Exercise goal:
Produce a faithful copy of every record below, without the pictures.

━━━━━ Extracted information ━━━━━

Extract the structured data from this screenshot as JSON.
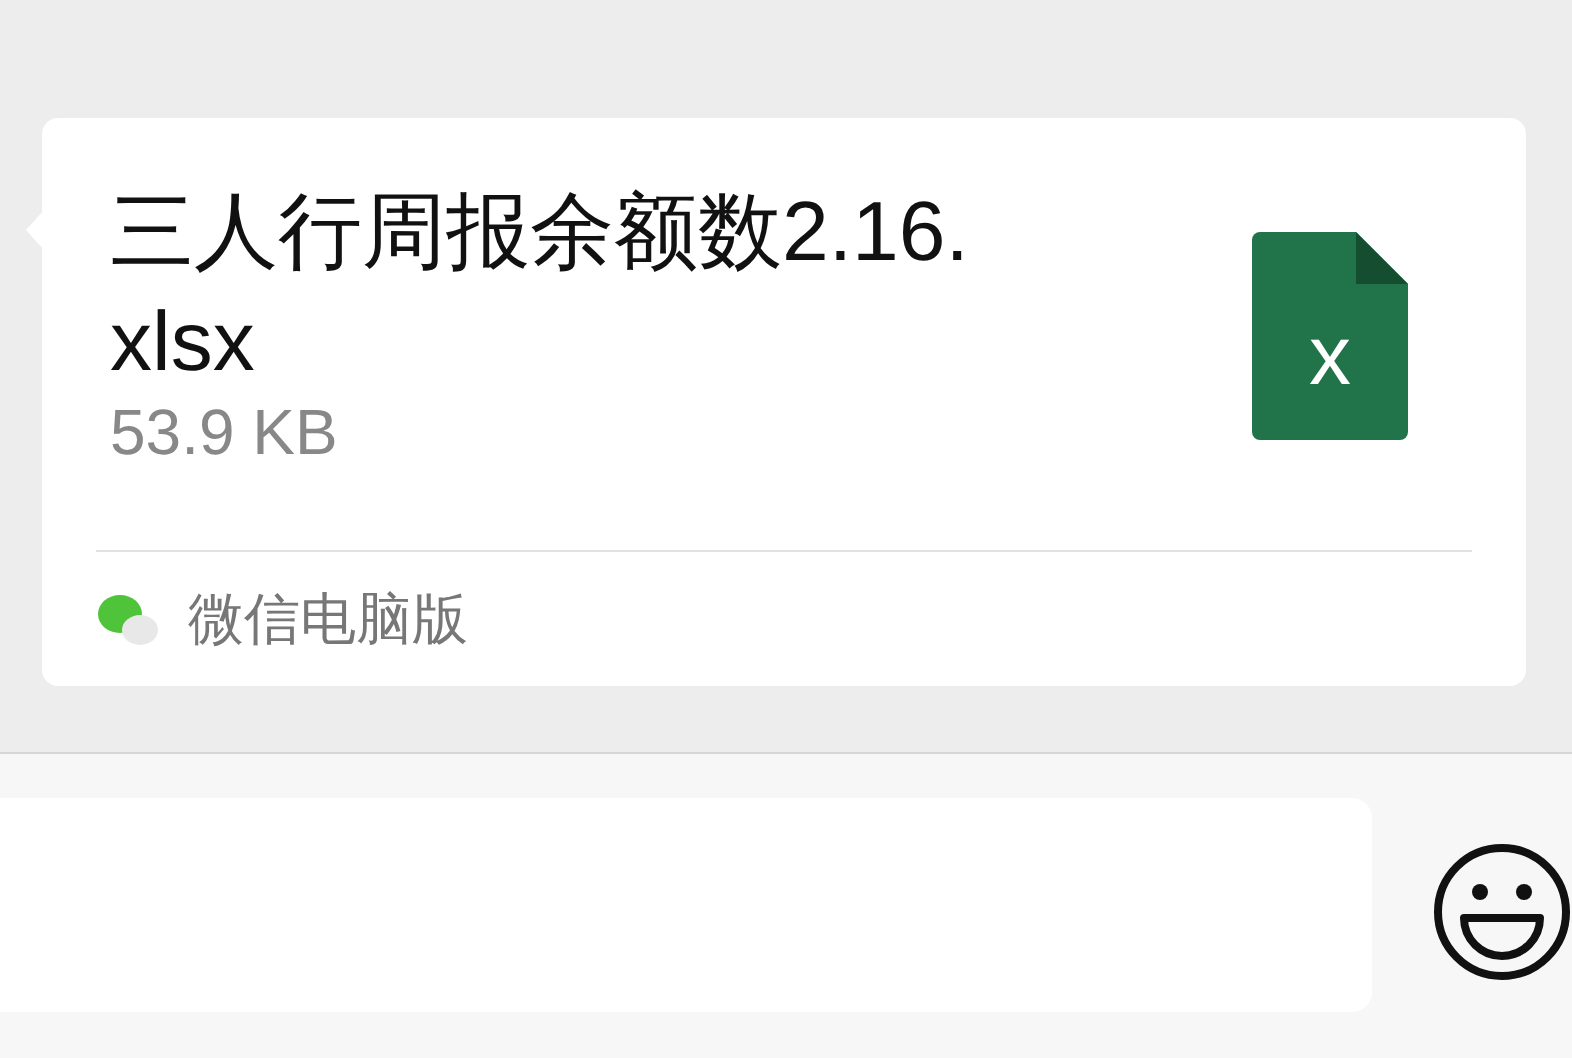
{
  "message": {
    "file_name": "三人行周报余额数2.16.xlsx",
    "file_size": "53.9 KB",
    "file_icon_letter": "x",
    "source": "微信电脑版"
  }
}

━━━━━

Expected answer:
Extract the structured data from this screenshot as JSON.
{
  "message": {
    "file_name": "三人行周报余额数2.16.xlsx",
    "file_size": "53.9 KB",
    "file_icon_letter": "x",
    "source": "微信电脑版"
  }
}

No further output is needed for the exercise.